Ansible Basics

Mar 23, 2022

A few weeks ago, I posted a blog about Infrastructure As Code, in this blog I will go a little deeper into Ansible and how to create a simple playbook. There are plenty of sites that have guides on how to install Ansible which you will need to do, one benefit of the install is that you pick up some Linux skills which you will build over time as you use Ansible more.

This blog will mainly focus on the network side of Ansible, so I would recommend setting up a virtual environment rather that installing and testing on production environments. Tools like EVE-NG, Cisco VIRL and GNS3 work well but I would probably recommend EVE-NG but it’s more personal preference. You could also just use VMware a build virtual routers and firewalls, most vendors have free trial licensing as well.

Once Ansible is installed, I would modify the ansible.cfg file with a Linux text editor like vi,vim or nano, the line you are wanting to change is “host_key_checking = False” with no # on the line save then exit. Next from Ansible server, ping each of the devices management IP’s then try to SSH to them, this will prompt you to accept the SSH key, if you can’t ping or ssh then diagnose and fix.

You will need to add the network devices into the Ansible host file (also called “inventory” file), again with vi or nano edit the host file with “nano /etc/ansible/hosts”, there is a format to adding hosts, if you are wanting to know more, I would recommend researching “ansible host file”, especially YouTube which have some great tutorials. My examples below show the required format. Note, the hosts file comes prepopulated with examples and entries, just add your new devices to the next new line.

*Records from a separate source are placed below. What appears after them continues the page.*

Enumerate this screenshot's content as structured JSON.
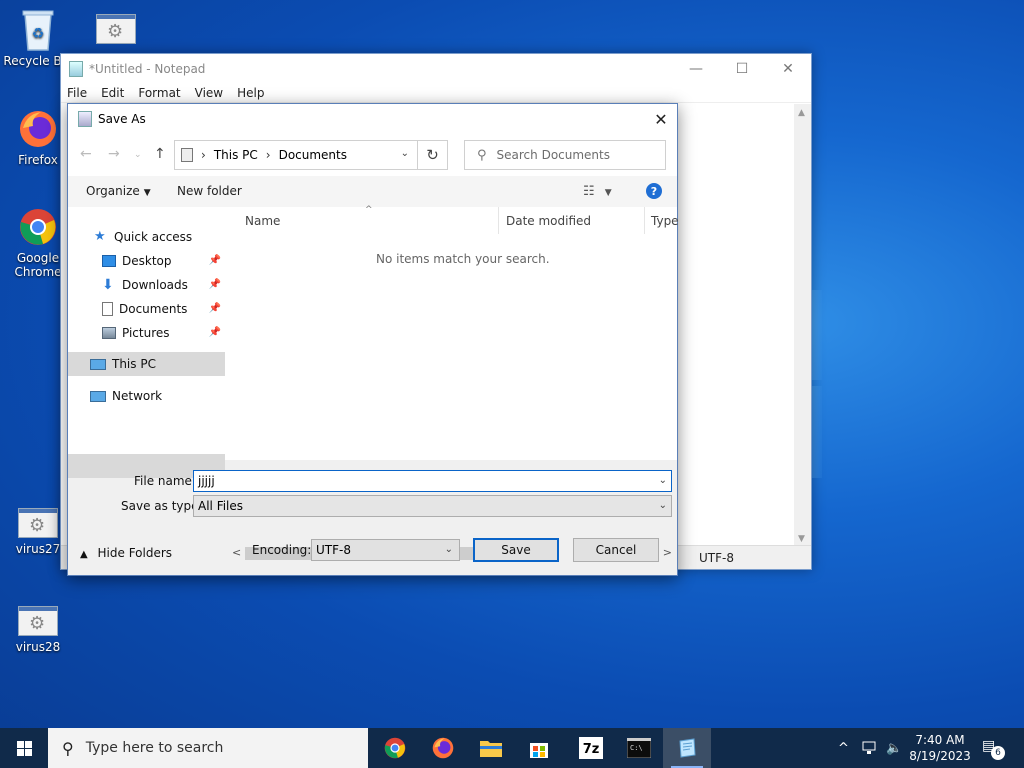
{
  "desktop": {
    "icons": [
      {
        "label": "Recycle Bin"
      },
      {
        "label": ""
      },
      {
        "label": "Firefox"
      },
      {
        "label": "Google Chrome"
      },
      {
        "label": "virus27"
      },
      {
        "label": "virus28"
      }
    ]
  },
  "notepad": {
    "title": "*Untitled - Notepad",
    "menu": [
      "File",
      "Edit",
      "Format",
      "View",
      "Help"
    ],
    "status_encoding": "UTF-8"
  },
  "dialog": {
    "title": "Save As",
    "address": {
      "root": "This PC",
      "folder": "Documents"
    },
    "search_placeholder": "Search Documents",
    "toolbar": {
      "organize": "Organize",
      "new_folder": "New folder"
    },
    "nav_tree": [
      {
        "label": "Quick access"
      },
      {
        "label": "Desktop",
        "pinned": true
      },
      {
        "label": "Downloads",
        "pinned": true
      },
      {
        "label": "Documents",
        "pinned": true
      },
      {
        "label": "Pictures",
        "pinned": true
      },
      {
        "label": "This PC",
        "selected": true
      },
      {
        "label": "Network"
      }
    ],
    "columns": [
      "Name",
      "Date modified",
      "Type"
    ],
    "empty_message": "No items match your search.",
    "file_name_label": "File name:",
    "file_name_value": "jjjjj",
    "save_type_label": "Save as type:",
    "save_type_value": "All Files",
    "hide_folders": "Hide Folders",
    "encoding_label": "Encoding:",
    "encoding_value": "UTF-8",
    "save_button": "Save",
    "cancel_button": "Cancel"
  },
  "taskbar": {
    "search_placeholder": "Type here to search",
    "time": "7:40 AM",
    "date": "8/19/2023",
    "notification_count": "6"
  }
}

Single Objects

Group Object

Ansible will need to know some information on the devices, such as OS, username, password and connection type. Since this is a lab environment, we will just add this into the hosts file with the password unencrypted but would not recommend this for production. The “vars” is short for variable, which is just a value that Ansible can use. Notice I that I’m using the group I created in the above step of “dev_switches”. The ansible_network_os value will be the OS of the device, eg Cisco is “ios”, Juniper is “junos” and Fortigate is “fortios". The ansible_connection is telling Ansible to use netconf API commands, Cisco IOS devices are mostly network_cli and Fortigate “httpapi”.

So now Ansible has that required information to connect to the devices, next we will create a simple playbook which are like scripts in that it’s just a set of instructions for Ansible to carry out. Playbooks are written in a format called YAML, I would recommend doing some research on this format as it’s important for building playbooks. For the first playbook, we will create a file in /etc/ansible named “change_hostname.yaml” which will change the hostnames to the names we defined in the hosts file. The text starting with < are my comments which would need to be removed if used.

First is the spacing, YAML is spacing sensitive so all spacing must be correct for YAML/Ansible to work. Notice that “- name:” and “junos_system:” are on the same spacing but the “hostname:” is indented by 2 spaces, this is the required format, also sub parameters also need x2 spacing. Next is the module usage, you will need to lookup the required module needed to carryout the required task, this can be found HERE, in this case I used “junos_system”. When on the Ansible modules page, ensure that you select the “2.9” version and not “Latest” and if you are using a certain parameter that has the “required” then it must be defined. Lastly is the “{{ inventory_hostname }}”, this is a builtin variable and is telling Ansible to use the hosts file entries, which we created earlier being “dev_switch01” and “dev_switch02”, Ansible knows to look in the hosts file for the hostname.

Next we run our playbook which shows the successful changes of the hostnames.

If you don’t come from a programming background the learning curve can be steep for Ansible, but like anything the more you practice the better you get, learning new things like a language or new IT technology is hard and takes time. There maybe times that you spend hours trying to get a simple playbook to work, at the time you feel super frustrated, but on reflection what you went through was a learning experience that helped you build even more knowledge of driving Ansible. This blog only really scratches the surface of Ansible and is more to pique your interest on the technology.